Winter Sand and Salt: Protecting Your Wood Floors

Winter Sand and Salt: Protecting Your Wood Floors

By In tips On December 12, 2018


Having already had our first tastes of winter weather here in Tulsa, it looks like Green Country is set for a chilly winter season. When ice and snow become a problem, the sand and salt we use to clear the roads can get tracked into your home on shoes and boots—and that can be a problem for your wood floors. What can you do to be proactive and protect your floors when the driveways, sidewalks and streets are coated with salt? Let’s explore this question a bit.

How Salt and Sand Can Damage Your Floors

Why is it so important to guard hardwood floors against salt and sand? These elements can damage your floors in a couple of different ways:

  • The coarse grains can scratch the floor. When we leave salt or sand on the floor, the grains can scratch the wood and/or the finish when people step on them.
  • The chemicals are corrosive. The salts we use on roads have a natural high pH similar to the chemicals we might use to strip a floor of its finish. Ice melt products may also have other chemicals that can cause damage.

Take Steps to Protect the Wood

Most of the time, we can stop salt or sand damage before it ever starts just by taking a few proactive steps. To keep your hardwood floors safe, try the following:

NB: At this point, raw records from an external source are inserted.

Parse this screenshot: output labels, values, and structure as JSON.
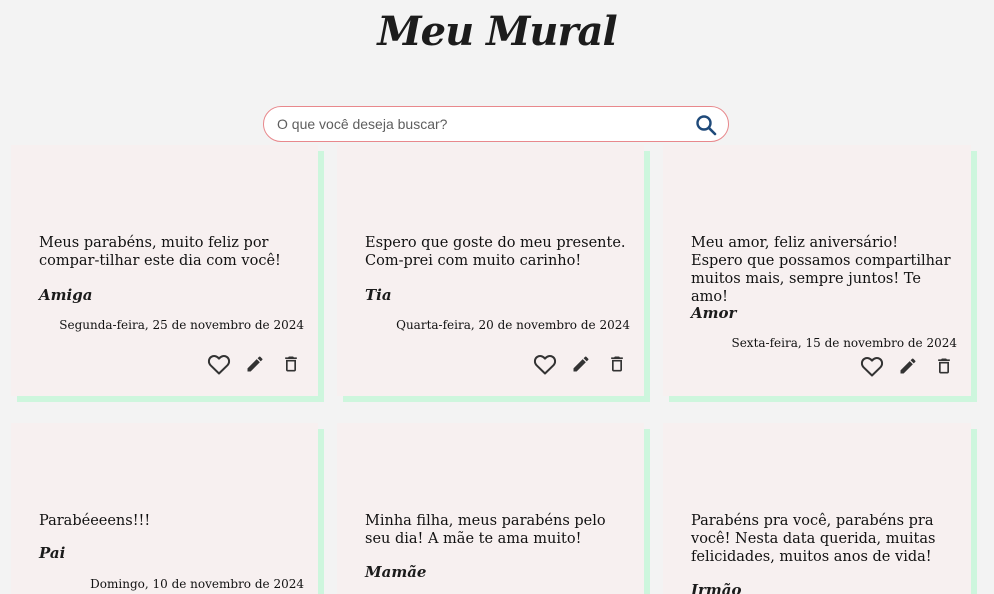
{
  "header": {
    "title": "Meu Mural"
  },
  "search": {
    "placeholder": "O que você deseja buscar?",
    "icon": "search-icon"
  },
  "colors": {
    "background": "#f3f3f3",
    "card": "#f7f0f0",
    "card_shadow": "#cdf6dd",
    "search_border": "#e8888c",
    "search_icon": "#1f4a7a"
  },
  "cards": [
    {
      "message": "Meus parabéns, muito feliz por compar-tilhar este dia com você!",
      "author": "Amiga",
      "date": "Segunda-feira, 25 de novembro de 2024"
    },
    {
      "message": "Espero que goste do meu presente. Com-prei com muito carinho!",
      "author": "Tia",
      "date": "Quarta-feira, 20 de novembro de 2024"
    },
    {
      "message": "Meu amor, feliz aniversário! Espero que possamos compartilhar muitos mais, sempre juntos! Te amo!",
      "author": "Amor",
      "date": "Sexta-feira, 15 de novembro de 2024"
    },
    {
      "message": "Parabéeeens!!!",
      "author": "Pai",
      "date": "Domingo, 10 de novembro de 2024"
    },
    {
      "message": "Minha filha, meus parabéns pelo seu dia! A mãe te ama muito!",
      "author": "Mamãe",
      "date": ""
    },
    {
      "message": "Parabéns pra você, parabéns pra você! Nesta data querida, muitas felicidades, muitos anos de vida!",
      "author": "Irmão",
      "date": ""
    }
  ]
}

  • Leave boots and shoes in a tiled foyer or mudroom. The best way to keep salt from damaging the floor is never to let it get there in the first place. Have family and visitors remove footwear at the entrances to your home, especially in snowy or icy weather.
  • Place floor mats at entrances. If removing shoes isn’t your thing, floor mats are the next best thing. They can trap and keep most salt and sand grains before they enter the room. Similarly, try using runners and rugs to cover high traffic areas for more protection.
  • Clean floors regularly. If you see sand or salt particles on the floor, get them up quickly with a vacuum or hand vacuum. (You can also use a broom, but be cautious because broom brushes can also grind the salt into the wood.) If snow melt gets on the floors, dab it up with an absorbent cloth or towel.

Cleaning Salt or Ice Melt Stains/Film

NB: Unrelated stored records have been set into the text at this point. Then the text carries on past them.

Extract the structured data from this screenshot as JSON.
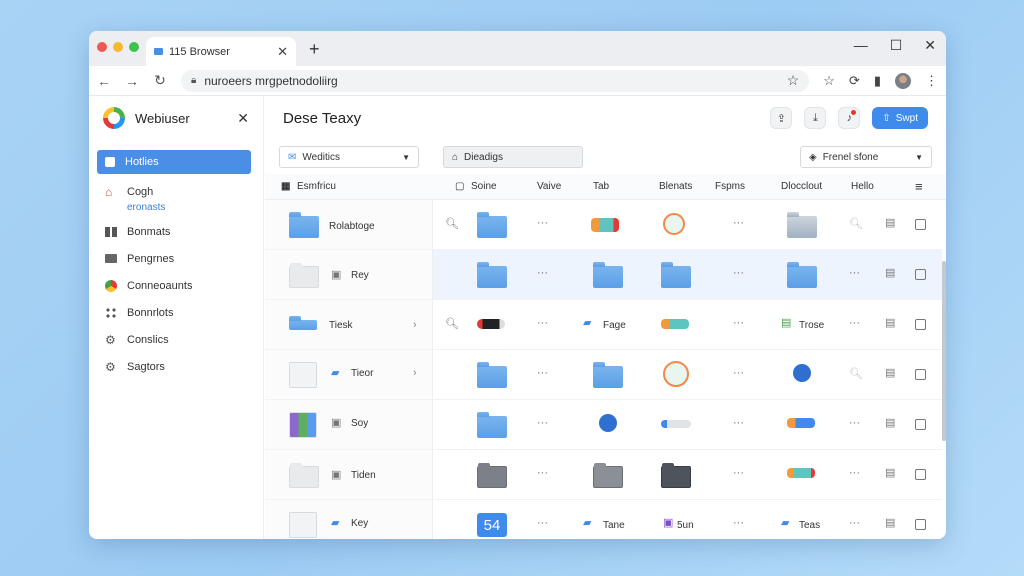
{
  "browser": {
    "tab_title": "115 Browser",
    "url": "nuroeers mrgpetnodoliirg"
  },
  "sidebar": {
    "title": "Webiuser",
    "items": [
      {
        "label": "Hotlies",
        "icon": "home-icon",
        "active": true
      },
      {
        "label": "Cogh",
        "sub": "eronasts",
        "icon": "house-icon"
      },
      {
        "label": "Bonmats",
        "icon": "bookmark-icon"
      },
      {
        "label": "Pengrnes",
        "icon": "folder-icon"
      },
      {
        "label": "Conneoaunts",
        "icon": "chrome-icon"
      },
      {
        "label": "Bonnrlots",
        "icon": "grid-icon"
      },
      {
        "label": "Conslics",
        "icon": "gear-icon"
      },
      {
        "label": "Sagtors",
        "icon": "settings-icon"
      }
    ]
  },
  "main": {
    "title": "Dese Teaxy",
    "primary_label": "Swpt",
    "filters": {
      "left": "Weditics",
      "middle": "Dieadigs",
      "right": "Frenel sfone"
    },
    "columns": [
      "Esmfricu",
      "Soine",
      "Vaive",
      "Tab",
      "Blenats",
      "Fspms",
      "Dlocclout",
      "Hello"
    ],
    "rows": [
      {
        "name": "Rolabtoge"
      },
      {
        "name": "Rey"
      },
      {
        "name": "Tiesk",
        "cells": {
          "fage": "Fage",
          "trose": "Trose"
        }
      },
      {
        "name": "Tieor"
      },
      {
        "name": "Soy"
      },
      {
        "name": "Tiden"
      },
      {
        "name": "Key",
        "cells": {
          "badge": "54",
          "tane": "Tane",
          "sun": "5un",
          "teas": "Teas"
        }
      }
    ]
  },
  "colors": {
    "accent": "#3f8bec",
    "sidebar_active": "#4a8ee6",
    "folder_blue": "#5c9fe6"
  }
}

If you miss an opportunity to remove salt or ice melt, you may notice a film on the floor when the moisture dries. This generally means the chemical has interacted with the finish and left an alkaline residue. To prevent further damage, try using a slightly moist cloth to clean the residue. If the film returns when the floor dries, try neutralizing the alkaline residue with vinegar mixed with water (one cup of vinegar per gallon). Apply the solution gently using a circular motion, then buff it dry immediately to keep the moisture from seeping into the wood. Always test on an inconspicuous corner first to make sure the vinegar won’t discolor the wood.

 

If you notice salt damage to your wood floors and have concerns about how to prevent further damage, Renaissance Hardwood Floors can offer solutions. Give us a call at 918-298-4477 or leave us a message here.


About the Author

Renaissance Hardwood Flooring

Related Posts

Comments are closed here.

%d bloggers like this: